The drone that was overhead stayed above the suspected ISIS-GS campsite to monitor the site to see if any fighters might return after the team left, and the team set out towards Tongo Tongo with no ISR coverage.

The ODA spent nearly a hour in the village then eventually saddled up the convoy and headed out and as soon as they were clear of Tongo Tongo were immediately ambushed by a sizable insurgent force that began to envelope the team. With no prior battle drills having been conducted with the Nigerien counter-parts the host nation forces followed what was the standard operating procedures (SOP) of the previous team and immediately took off out of the kill zone. Effectively splitting the convoy and the team of Green Berets.

“The enemy had never before been seen in taht size or with that kind of firepower.” the source reported, “ISR had no indicators at all that they reported.” When asked if the team might have been followed or under observation from enemy forces the source replied, “I think they were observed the minute they left their base [in Ouallam]. But decision to ambush the team was not made until they started approaching Ouallam,where there was only one route.”

General Waldhauser was adament that the Green Beret team fought valiantly and many act of courage were displayed by the team to include the fallen. He said in the press briefing that, “the responsibility is ultimately mine.” Yet, then seemed to back pedal that statement later by stating, “I am responsible for all operations within Africa, having said that, we have component commands and commanders who are responsible to oversee these missions namely Special Operations Command (SOCOM) and the U.S. Army.”

The investigation outlined failures within the 3rd Group command as well, reporting that pre-mission readiness and preparation stateside did not happen with ODA 3212. It also indicated that the team failed to focus its mission training on its tasking for Niger. The team also did not liaise with the outgoing Green Beret team in Niger, nor establish a training schedule or its own SOP’s with its Nigerien counterparts.
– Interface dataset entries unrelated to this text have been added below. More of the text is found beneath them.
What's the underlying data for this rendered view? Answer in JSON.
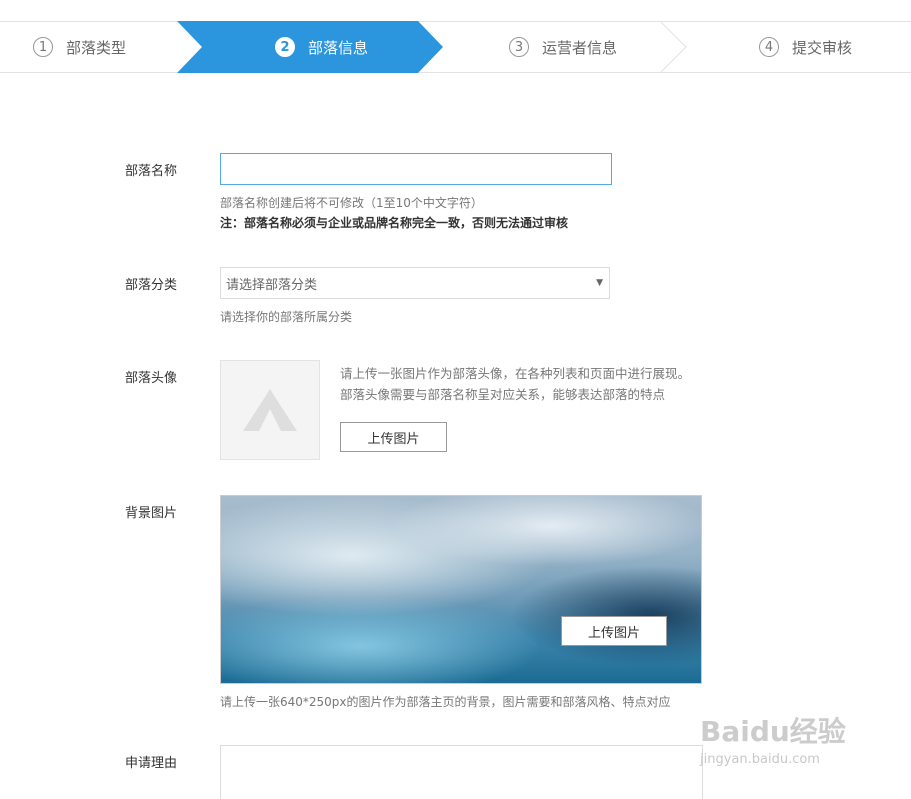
{
  "steps": [
    {
      "num": "1",
      "label": "部落类型",
      "active": false
    },
    {
      "num": "2",
      "label": "部落信息",
      "active": true
    },
    {
      "num": "3",
      "label": "运营者信息",
      "active": false
    },
    {
      "num": "4",
      "label": "提交审核",
      "active": false
    }
  ],
  "colors": {
    "accent": "#2b95dd",
    "input_focus": "#53a9e6"
  },
  "form": {
    "name": {
      "label": "部落名称",
      "value": "",
      "hint": "部落名称创建后将不可修改（1至10个中文字符）",
      "note": "注：部落名称必须与企业或品牌名称完全一致，否则无法通过审核"
    },
    "category": {
      "label": "部落分类",
      "placeholder": "请选择部落分类",
      "hint": "请选择你的部落所属分类"
    },
    "avatar": {
      "label": "部落头像",
      "desc_line1": "请上传一张图片作为部落头像，在各种列表和页面中进行展现。",
      "desc_line2": "部落头像需要与部落名称呈对应关系，能够表达部落的特点",
      "upload_label": "上传图片"
    },
    "background": {
      "label": "背景图片",
      "upload_label": "上传图片",
      "hint": "请上传一张640*250px的图片作为部落主页的背景，图片需要和部落风格、特点对应"
    },
    "reason": {
      "label": "申请理由",
      "value": ""
    }
  },
  "watermark": {
    "brand": "Baidu经验",
    "url": "jingyan.baidu.com"
  }
}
According to the report findings, ODA 3212 was a very junior team with newly graduated Green Berets filling the ranks of the team after more senior Green Berets were reassigned either to different ODA’s or put into instructor roles within the John F. Kennedy Special Warfare Center and School (JFKSWCS) at Ft. Bragg, North Carolina.

Most within the U.S. Army Special Forces community agree that these failures should have never happened and that team should have been held accountable by its respective commands had they not conducted its stateside training.

Yet, why did the 3rd Group commander allow this team to deploy if it did not meet or exceed its pre-deployment preparations and is this an isolated incident or a systemic one. Secretary of Defense James Mattis along with the Department of Defense is giving SOCOM and the U.S. Army command 120 days to determine just that.

However, who will be held responsible and will punishment be handed out to those in command responsible. Sources within the Green Beret community already believe that the only ones that will be “thrown under the bus” will be the members of ODA 3212 and its junior leadership. Many active and former commandos within the Green Berets are already seeing the writing on the wall and many are appalled by what they call yet another example of general officers and the Pentagon’s “cover ‘my’ ass” narrative that quite literally throws the operators on the ground under the bus to protect their own careers.

“Typical of GO’s [General Officers]” said one Green Beret who asked to remain anonymous; “It’s their general order number 1, they say ‘Hey, I told them not to!” And this eight page summary report, and the subsequent press briefing, has all the indications that this is exactly what is about to occur. And why wouldn’t it, the same generals that conducted this investigation command the very same command being investigated.


Feature image courtesy of: YouTube